I’m more comfortable now and can grasp faster than before what my directors try to convey. I don’t see any major changes. I still approach a script like I’ve been doing from the beginning. I also feel little more confident about my decisions.
What’s been the best comment you’ve received for your performances?
After watching the first show of Pizza 2: Villa, one guy came running and knocked on my car’s window. I rolled down my window and he said, “super, super, super, super thala’ and ran off. I won’t ever forget that because it was my first film as a hero. I felt really good because there was no need for him to do that because I’m not Vijay or Ajith. At Vijay Awards earlier this year, filmmaker Bharatbala appreciated my work in Thegidi. I think that was one memorable comment because I had auditioned for a prince role in one of his films few years back called ’The 19th Step’ with Kamal Haasan. The project was however shelved.
After three back-to-back hits, do you feel you’ve reached a point where you can demand roles?
I don’t think all my films are hits. Villa had its share of negative and cynical views. My type of films is independent and not mainstream as they are mostly made on low and medium budget. I should create market space before I can demand roles or for that matter anything. I think it will happen in the next few years.
Do you also feel that you’re one among the actors to have been typecast as C.V Kumar products?
People always keep asking me why I only work in C.V Kumar’s films. But they should understand when I approached others for work nobody gave me an opportunity. He gave me an opportunity to act, and then made me a hero. All my three films so far have been under his banner but I’ve branched out with my next film. I plan to do more films for other producers as well. I’m doing a film for Arun Pandian and then another film with Murugadoss’s assistant Ashraf. I’ll be doing another film with C.V Kumar in January (2015). I don’t think there’s anything wrong in people asking me this question.
How are you treating the success you’re enjoying now?
The best part about the success as an actor is when you go out and people identify you. Thegidi was unanimously appreciated, while Villa had difference of opinions. When I’m in public, people smile at me and wave their hands. It feels so nice. I was recently shooting in Switzerland for ‘Savaale Samaali’, and people there came and spoke to me. They were so happy to see me. I think I get a high when I make people happy

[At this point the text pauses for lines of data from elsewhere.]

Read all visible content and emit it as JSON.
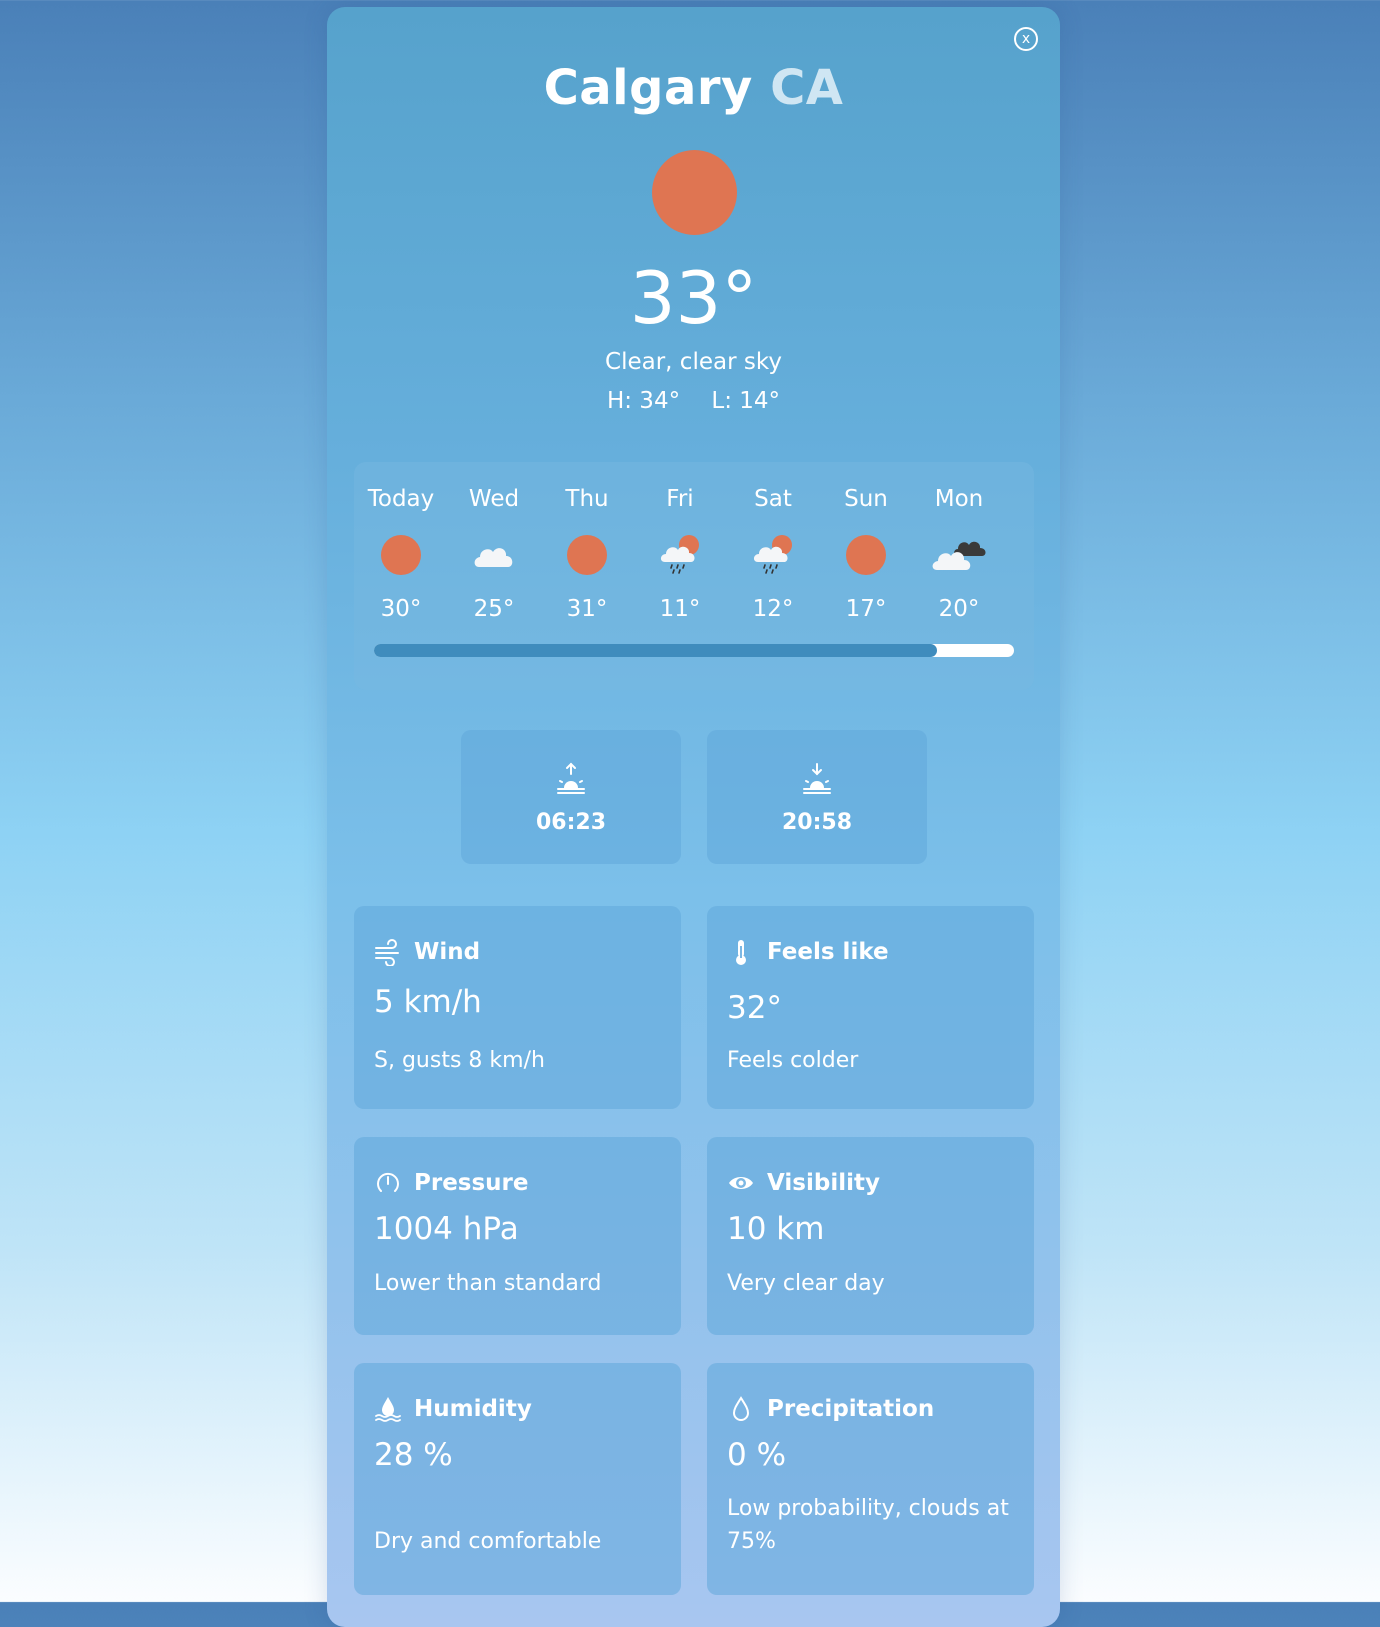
{
  "header": {
    "city": "Calgary",
    "country": "CA",
    "close_label": "x"
  },
  "current": {
    "icon": "sun-icon",
    "temperature": "33",
    "degree": "°",
    "description": "Clear, clear sky",
    "high": "H: 34°",
    "low": "L: 14°"
  },
  "forecast": {
    "days": [
      {
        "day": "Today",
        "icon": "sun-icon",
        "temp": "30°"
      },
      {
        "day": "Wed",
        "icon": "cloud-icon",
        "temp": "25°"
      },
      {
        "day": "Thu",
        "icon": "sun-icon",
        "temp": "31°"
      },
      {
        "day": "Fri",
        "icon": "rain-sun-icon",
        "temp": "11°"
      },
      {
        "day": "Sat",
        "icon": "rain-sun-icon",
        "temp": "12°"
      },
      {
        "day": "Sun",
        "icon": "sun-icon",
        "temp": "17°"
      },
      {
        "day": "Mon",
        "icon": "dark-clouds-icon",
        "temp": "20°"
      }
    ],
    "scroll_progress": 0.88
  },
  "sun": {
    "sunrise": "06:23",
    "sunset": "20:58"
  },
  "cards": {
    "wind": {
      "title": "Wind",
      "value": "5 km/h",
      "note": "S, gusts 8 km/h"
    },
    "feels": {
      "title": "Feels like",
      "value": "32°",
      "note": "Feels colder"
    },
    "pressure": {
      "title": "Pressure",
      "value": "1004 hPa",
      "note": "Lower than standard"
    },
    "visibility": {
      "title": "Visibility",
      "value": "10 km",
      "note": "Very clear day"
    },
    "humidity": {
      "title": "Humidity",
      "value": "28 %",
      "note": "Dry and comfortable"
    },
    "precip": {
      "title": "Precipitation",
      "value": "0 %",
      "note": "Low probability, clouds at 75%"
    }
  },
  "colors": {
    "sun": "#df7552",
    "scroll_thumb": "#3f8cbd",
    "dark_cloud": "#3a3a3a"
  }
}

“Savaale Samaali” is a full-length comedy entertainer and you’re playing the lead in it? How does it feel to work in this genre after “Soodhu Kavvum”?
I was getting typecast in serious roles. Even if you look at Soodhu Kavvum, I played the serious character and I hardly laugh in it. That’s when I decided to try my hands at comedy. I’m doing this film because I really liked the script. I guess this film will help me reach the masses because both Thegidi and Villa, I hate to say this, felt like they catered to the multiplex audiences. ‘Savaale Samaali’ has come out very well and I’m very confident about it. Comedy isn’t easy because it took me a few days to get a hang of it. It’s the kind of film that will entertain everybody. The other film ‘Varai Padam’ I’m currently working is an actioner. I’m trying my hands at full-length action role as well.
What have you learnt from your own films in this short duration in the industry?
I’ve learnt that you shouldn’t listen to anybody in the industry if you want to survive. It’s safe to follow your instincts. I’m still learning everyday in the industry. I have a long way to go and I’m just taking baby steps.
You’ve worked in a few short films with your friends. Are you open to working with them in feature films as well?
I’m actually waiting for that to happen. If I can go one step higher in my career, I think I can look forward to work with them. Then, I’ll be in a position to start doing things that will make me work with them. If there’s space for me to do anything to work with them, I’d be glad. I think I have to earn that position for all that to happen. Most of my friends are waiting with scripts. Maybe in two or three years I might get to work with them. I think I’m more comfortable working with them because I’ve known them for years.